The Northland tā moko artist tells Jesse Mulligan that "a lot of random skills" are required to properly construct a waka but an open mind is number one.
"It's easy to come with preconceived notions and think you have an idea of what's happening but you just really don't until you're in it."
Hine Waitai-Dye is the first wahine from Muriwhenua iwi to become a master waka builder.
She says that the art form requires strong carpentry skills, especially confidence with a chainsaw and a toki (Māori axe).
Yet while many people come to waka-building with an idea that they know how to handle these tools, turning a log into a canoe involves using them in "the most crazy ways".
Chainsaws are primarily used to carve the outer shape of the waka, Waitai-Dye says, while toki are used for hulling and carving.
"[With a chainsaw] we're able to mill away that whole top half of the log and turn it into our carvings, our seats, our paddles. Whereas in the traditional way, that would all be like a million little wood chips."
Design skills and a familiarity with Mātauranga Māori (Māori traditional knowledge) are also essential, Waitai-Dye says.
As a tā moko artist with 14 years experience she came to waka building with both of these, but says a willingness to put trust in her tutors was her biggest asset.
Waitai-Dye's first teacher "Papa Hector" – the late master waka builder Sir Hekenukumai Busby – was really good at his job partly due to his precision as a former bridge builder, she says.
Her subsequent teacher Heemi Eruera (a student of Busby) taught her to see the future canoe in a tree that was still standing.
"Heemi would say 'can you see the waka?' I'd be like 'No, what the hell are you on about?'. He's like 'It's in there - can you see it?'
"The first few times I was like 'No...' until we had completed one and I was like 'Okay, yes. I can see what kind of waka this tree is gonna give us."
Now in her sixth year of waka building, Waitai-Dye has worked on 15 waka and completed 7 on her own.
She says keeping the craft alive is a way of keeping the navigational side of Māori history and culture alive.
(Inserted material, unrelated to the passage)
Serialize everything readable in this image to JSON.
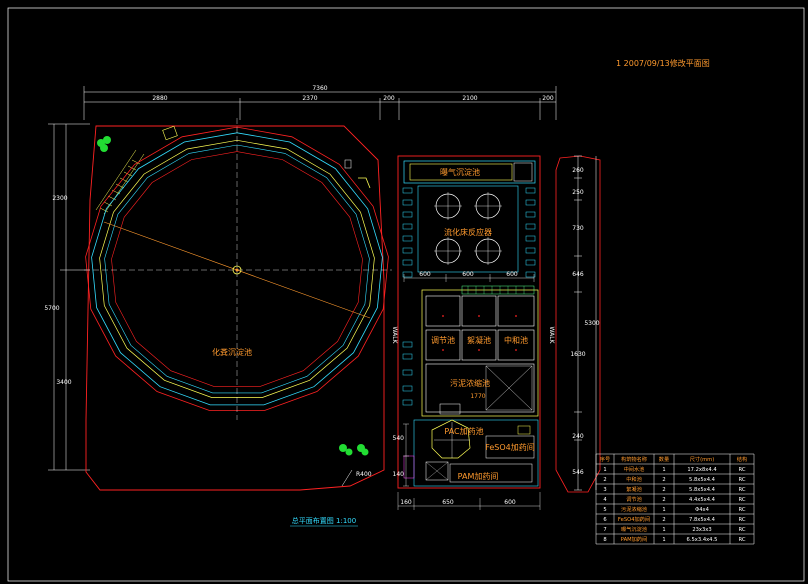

"There's a whole knowledge system that comes with that and that feeds into other knowledge pools and other areas of te ao Māori. That's one reason why we keep waka hourua (double-hulled craft) and sailing and voyaging alive."
Waitai-Dye hopes that in the future, the use of smaller wooden paddling canoes for water sports can be again "normalised" in Aotearoa.
"It's easy to have those wakas set up ready for people to use, as opposed to inflatable paddle boards and water toys that pop and they leave trash everywhere and microplastics and so on and so forth.
"I hope to inspire anyone into the waka building scene because there is a lack of us with the skill set but it is on the rise and it's in high demand. I hope to inspire anyone who wants to take it up and get into anything Ngā Toi Māori (Māori arts) based."
For the past year, Waitai-Dye has been a student at Ngā Tapuwae O Te Waka – a school dedicated to traditional waka building.
Being named as a "master builder" is most significant to her as a way to honour the Muriwhenua tribal elders who shared their knowledge.
"I'm not really worried about titles. All I'm worried about is the nod from my chiefs to say I can do what I can do."
Watch Sir Hector Busby discuss celestial navigation and waka carving in the short doco He Hekenga Tūhura: